___ Dataset ___

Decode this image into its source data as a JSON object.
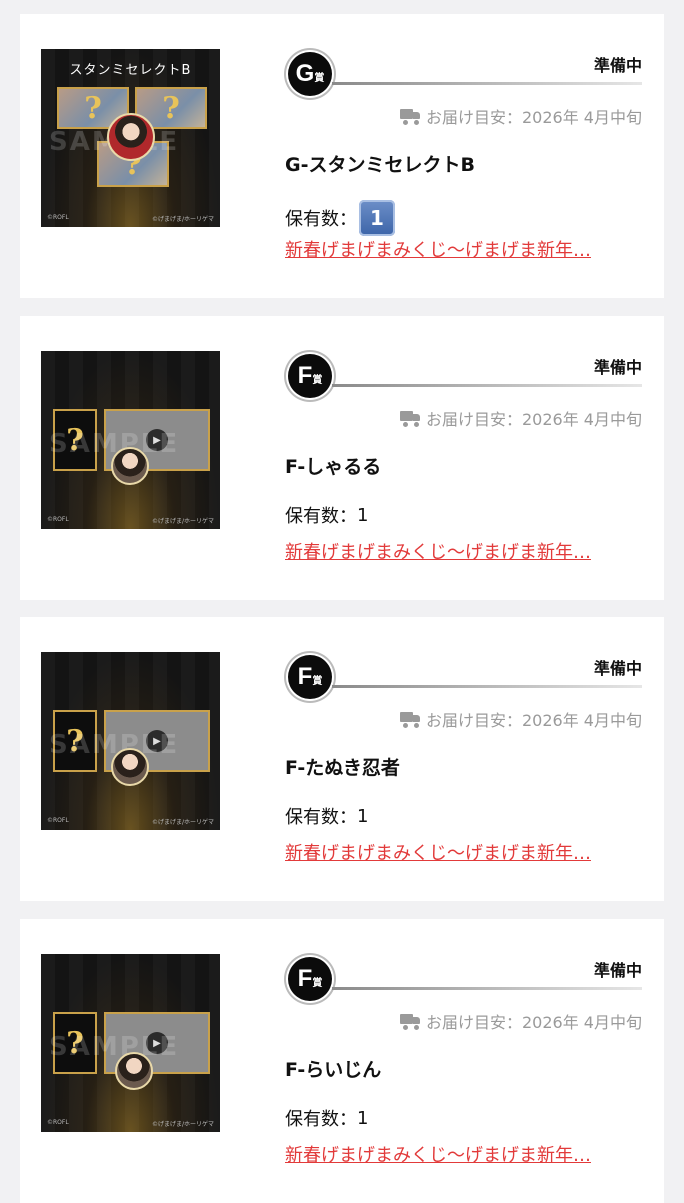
{
  "items": [
    {
      "thumb_title": "スタンミセレクトB",
      "thumb_variant": "g",
      "grade_letter": "G",
      "grade_suffix": "賞",
      "status": "準備中",
      "delivery": "お届け目安：2026年 4月中旬",
      "name": "G-スタンミセレクトB",
      "count_label": "保有数：",
      "count": "1",
      "count_style": "keycap-emoji",
      "lottery_link": "新春げまげまみくじ〜げまげま新年…"
    },
    {
      "thumb_title": "",
      "thumb_variant": "f",
      "grade_letter": "F",
      "grade_suffix": "賞",
      "status": "準備中",
      "delivery": "お届け目安：2026年 4月中旬",
      "name": "F-しゃるる",
      "count_label": "保有数：",
      "count": "1",
      "count_style": "plain",
      "lottery_link": "新春げまげまみくじ〜げまげま新年…"
    },
    {
      "thumb_title": "",
      "thumb_variant": "f",
      "grade_letter": "F",
      "grade_suffix": "賞",
      "status": "準備中",
      "delivery": "お届け目安：2026年 4月中旬",
      "name": "F-たぬき忍者",
      "count_label": "保有数：",
      "count": "1",
      "count_style": "plain",
      "lottery_link": "新春げまげまみくじ〜げまげま新年…"
    },
    {
      "thumb_title": "",
      "thumb_variant": "f",
      "grade_letter": "F",
      "grade_suffix": "賞",
      "status": "準備中",
      "delivery": "お届け目安：2026年 4月中旬",
      "name": "F-らいじん",
      "count_label": "保有数：",
      "count": "1",
      "count_style": "plain",
      "lottery_link": "新春げまげまみくじ〜げまげま新年…"
    }
  ],
  "thumb_common": {
    "watermark": "SAMPLE",
    "copyright_left": "©ROFL",
    "copyright_right": "©げまげま/ホーリゲマ",
    "question_mark": "?",
    "play_symbol": "▶"
  },
  "colors": {
    "link": "#e23a3a",
    "badge": "#0b0b0b",
    "muted": "#9a9a9a",
    "thumb_frame": "#c9a14a"
  },
  "icons": {
    "delivery": "truck-icon",
    "play": "play-icon"
  }
}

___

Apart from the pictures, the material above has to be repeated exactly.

Decode this image into its source data as a JSON object.
{
  "items": [
    {
      "thumb_title": "スタンミセレクトB",
      "thumb_variant": "g",
      "grade_letter": "G",
      "grade_suffix": "賞",
      "status": "準備中",
      "delivery": "お届け目安：2026年 4月中旬",
      "name": "G-スタンミセレクトB",
      "count_label": "保有数：",
      "count": "1",
      "count_style": "keycap-emoji",
      "lottery_link": "新春げまげまみくじ〜げまげま新年…"
    },
    {
      "thumb_title": "",
      "thumb_variant": "f",
      "grade_letter": "F",
      "grade_suffix": "賞",
      "status": "準備中",
      "delivery": "お届け目安：2026年 4月中旬",
      "name": "F-しゃるる",
      "count_label": "保有数：",
      "count": "1",
      "count_style": "plain",
      "lottery_link": "新春げまげまみくじ〜げまげま新年…"
    },
    {
      "thumb_title": "",
      "thumb_variant": "f",
      "grade_letter": "F",
      "grade_suffix": "賞",
      "status": "準備中",
      "delivery": "お届け目安：2026年 4月中旬",
      "name": "F-たぬき忍者",
      "count_label": "保有数：",
      "count": "1",
      "count_style": "plain",
      "lottery_link": "新春げまげまみくじ〜げまげま新年…"
    },
    {
      "thumb_title": "",
      "thumb_variant": "f",
      "grade_letter": "F",
      "grade_suffix": "賞",
      "status": "準備中",
      "delivery": "お届け目安：2026年 4月中旬",
      "name": "F-らいじん",
      "count_label": "保有数：",
      "count": "1",
      "count_style": "plain",
      "lottery_link": "新春げまげまみくじ〜げまげま新年…"
    }
  ],
  "thumb_common": {
    "watermark": "SAMPLE",
    "copyright_left": "©ROFL",
    "copyright_right": "©げまげま/ホーリゲマ",
    "question_mark": "?",
    "play_symbol": "▶"
  },
  "colors": {
    "link": "#e23a3a",
    "badge": "#0b0b0b",
    "muted": "#9a9a9a",
    "thumb_frame": "#c9a14a"
  },
  "icons": {
    "delivery": "truck-icon",
    "play": "play-icon"
  }
}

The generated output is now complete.